[Stored data entries]

★ ★ ★ ★ ★ ★ ★

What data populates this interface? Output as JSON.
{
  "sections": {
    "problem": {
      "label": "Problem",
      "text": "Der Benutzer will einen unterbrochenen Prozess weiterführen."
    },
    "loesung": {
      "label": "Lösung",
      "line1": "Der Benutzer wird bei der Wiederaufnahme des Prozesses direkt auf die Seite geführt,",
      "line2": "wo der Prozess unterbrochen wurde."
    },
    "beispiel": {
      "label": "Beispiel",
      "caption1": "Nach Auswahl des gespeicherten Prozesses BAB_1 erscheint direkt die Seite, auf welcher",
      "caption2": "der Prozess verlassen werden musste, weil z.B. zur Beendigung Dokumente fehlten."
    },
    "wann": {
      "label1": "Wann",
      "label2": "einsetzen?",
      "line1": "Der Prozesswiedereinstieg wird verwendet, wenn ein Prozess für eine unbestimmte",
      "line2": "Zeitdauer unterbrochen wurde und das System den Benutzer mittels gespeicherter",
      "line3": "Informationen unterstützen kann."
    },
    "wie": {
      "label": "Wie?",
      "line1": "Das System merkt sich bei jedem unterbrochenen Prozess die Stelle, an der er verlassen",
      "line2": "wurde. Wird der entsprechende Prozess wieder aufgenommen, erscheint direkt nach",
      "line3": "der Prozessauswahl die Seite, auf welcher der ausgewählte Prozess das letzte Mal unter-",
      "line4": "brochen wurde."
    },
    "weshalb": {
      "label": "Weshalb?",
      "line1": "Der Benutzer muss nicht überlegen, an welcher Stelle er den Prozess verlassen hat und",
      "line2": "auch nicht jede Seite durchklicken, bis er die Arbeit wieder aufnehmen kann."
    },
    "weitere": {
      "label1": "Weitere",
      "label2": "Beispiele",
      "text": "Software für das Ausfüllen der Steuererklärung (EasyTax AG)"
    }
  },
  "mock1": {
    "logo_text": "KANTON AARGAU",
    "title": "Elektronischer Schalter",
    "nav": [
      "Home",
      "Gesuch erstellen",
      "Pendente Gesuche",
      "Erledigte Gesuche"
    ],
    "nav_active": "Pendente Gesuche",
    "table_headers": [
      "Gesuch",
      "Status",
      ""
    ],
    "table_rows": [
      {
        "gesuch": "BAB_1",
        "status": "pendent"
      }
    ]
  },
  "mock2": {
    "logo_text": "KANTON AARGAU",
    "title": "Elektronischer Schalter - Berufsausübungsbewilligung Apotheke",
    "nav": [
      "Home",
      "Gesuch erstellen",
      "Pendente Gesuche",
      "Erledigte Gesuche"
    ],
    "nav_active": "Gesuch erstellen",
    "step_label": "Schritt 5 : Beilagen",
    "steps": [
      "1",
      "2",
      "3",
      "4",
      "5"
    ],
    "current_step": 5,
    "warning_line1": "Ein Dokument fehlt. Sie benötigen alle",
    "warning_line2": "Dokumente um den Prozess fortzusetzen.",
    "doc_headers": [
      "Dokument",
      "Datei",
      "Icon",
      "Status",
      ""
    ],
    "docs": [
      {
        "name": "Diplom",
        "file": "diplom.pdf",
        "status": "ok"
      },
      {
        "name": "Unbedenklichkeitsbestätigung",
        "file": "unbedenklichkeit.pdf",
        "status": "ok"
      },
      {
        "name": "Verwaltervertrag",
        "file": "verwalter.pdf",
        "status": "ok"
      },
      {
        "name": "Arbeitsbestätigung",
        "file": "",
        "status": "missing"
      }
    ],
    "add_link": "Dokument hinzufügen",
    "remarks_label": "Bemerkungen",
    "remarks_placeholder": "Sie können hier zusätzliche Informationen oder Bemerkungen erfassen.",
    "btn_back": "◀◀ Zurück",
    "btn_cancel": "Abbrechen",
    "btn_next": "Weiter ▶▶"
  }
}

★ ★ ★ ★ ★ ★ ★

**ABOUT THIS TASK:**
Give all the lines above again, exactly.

**ANSWER:**
What data populates this interface? Output as JSON.
{
  "sections": {
    "problem": {
      "label": "Problem",
      "text": "Der Benutzer will einen unterbrochenen Prozess weiterführen."
    },
    "loesung": {
      "label": "Lösung",
      "line1": "Der Benutzer wird bei der Wiederaufnahme des Prozesses direkt auf die Seite geführt,",
      "line2": "wo der Prozess unterbrochen wurde."
    },
    "beispiel": {
      "label": "Beispiel",
      "caption1": "Nach Auswahl des gespeicherten Prozesses BAB_1 erscheint direkt die Seite, auf welcher",
      "caption2": "der Prozess verlassen werden musste, weil z.B. zur Beendigung Dokumente fehlten."
    },
    "wann": {
      "label1": "Wann",
      "label2": "einsetzen?",
      "line1": "Der Prozesswiedereinstieg wird verwendet, wenn ein Prozess für eine unbestimmte",
      "line2": "Zeitdauer unterbrochen wurde und das System den Benutzer mittels gespeicherter",
      "line3": "Informationen unterstützen kann."
    },
    "wie": {
      "label": "Wie?",
      "line1": "Das System merkt sich bei jedem unterbrochenen Prozess die Stelle, an der er verlassen",
      "line2": "wurde. Wird der entsprechende Prozess wieder aufgenommen, erscheint direkt nach",
      "line3": "der Prozessauswahl die Seite, auf welcher der ausgewählte Prozess das letzte Mal unter-",
      "line4": "brochen wurde."
    },
    "weshalb": {
      "label": "Weshalb?",
      "line1": "Der Benutzer muss nicht überlegen, an welcher Stelle er den Prozess verlassen hat und",
      "line2": "auch nicht jede Seite durchklicken, bis er die Arbeit wieder aufnehmen kann."
    },
    "weitere": {
      "label1": "Weitere",
      "label2": "Beispiele",
      "text": "Software für das Ausfüllen der Steuererklärung (EasyTax AG)"
    }
  },
  "mock1": {
    "logo_text": "KANTON AARGAU",
    "title": "Elektronischer Schalter",
    "nav": [
      "Home",
      "Gesuch erstellen",
      "Pendente Gesuche",
      "Erledigte Gesuche"
    ],
    "nav_active": "Pendente Gesuche",
    "table_headers": [
      "Gesuch",
      "Status",
      ""
    ],
    "table_rows": [
      {
        "gesuch": "BAB_1",
        "status": "pendent"
      }
    ]
  },
  "mock2": {
    "logo_text": "KANTON AARGAU",
    "title": "Elektronischer Schalter - Berufsausübungsbewilligung Apotheke",
    "nav": [
      "Home",
      "Gesuch erstellen",
      "Pendente Gesuche",
      "Erledigte Gesuche"
    ],
    "nav_active": "Gesuch erstellen",
    "step_label": "Schritt 5 : Beilagen",
    "steps": [
      "1",
      "2",
      "3",
      "4",
      "5"
    ],
    "current_step": 5,
    "warning_line1": "Ein Dokument fehlt. Sie benötigen alle",
    "warning_line2": "Dokumente um den Prozess fortzusetzen.",
    "doc_headers": [
      "Dokument",
      "Datei",
      "Icon",
      "Status",
      ""
    ],
    "docs": [
      {
        "name": "Diplom",
        "file": "diplom.pdf",
        "status": "ok"
      },
      {
        "name": "Unbedenklichkeitsbestätigung",
        "file": "unbedenklichkeit.pdf",
        "status": "ok"
      },
      {
        "name": "Verwaltervertrag",
        "file": "verwalter.pdf",
        "status": "ok"
      },
      {
        "name": "Arbeitsbestätigung",
        "file": "",
        "status": "missing"
      }
    ],
    "add_link": "Dokument hinzufügen",
    "remarks_label": "Bemerkungen",
    "remarks_placeholder": "Sie können hier zusätzliche Informationen oder Bemerkungen erfassen.",
    "btn_back": "◀◀ Zurück",
    "btn_cancel": "Abbrechen",
    "btn_next": "Weiter ▶▶"
  }
}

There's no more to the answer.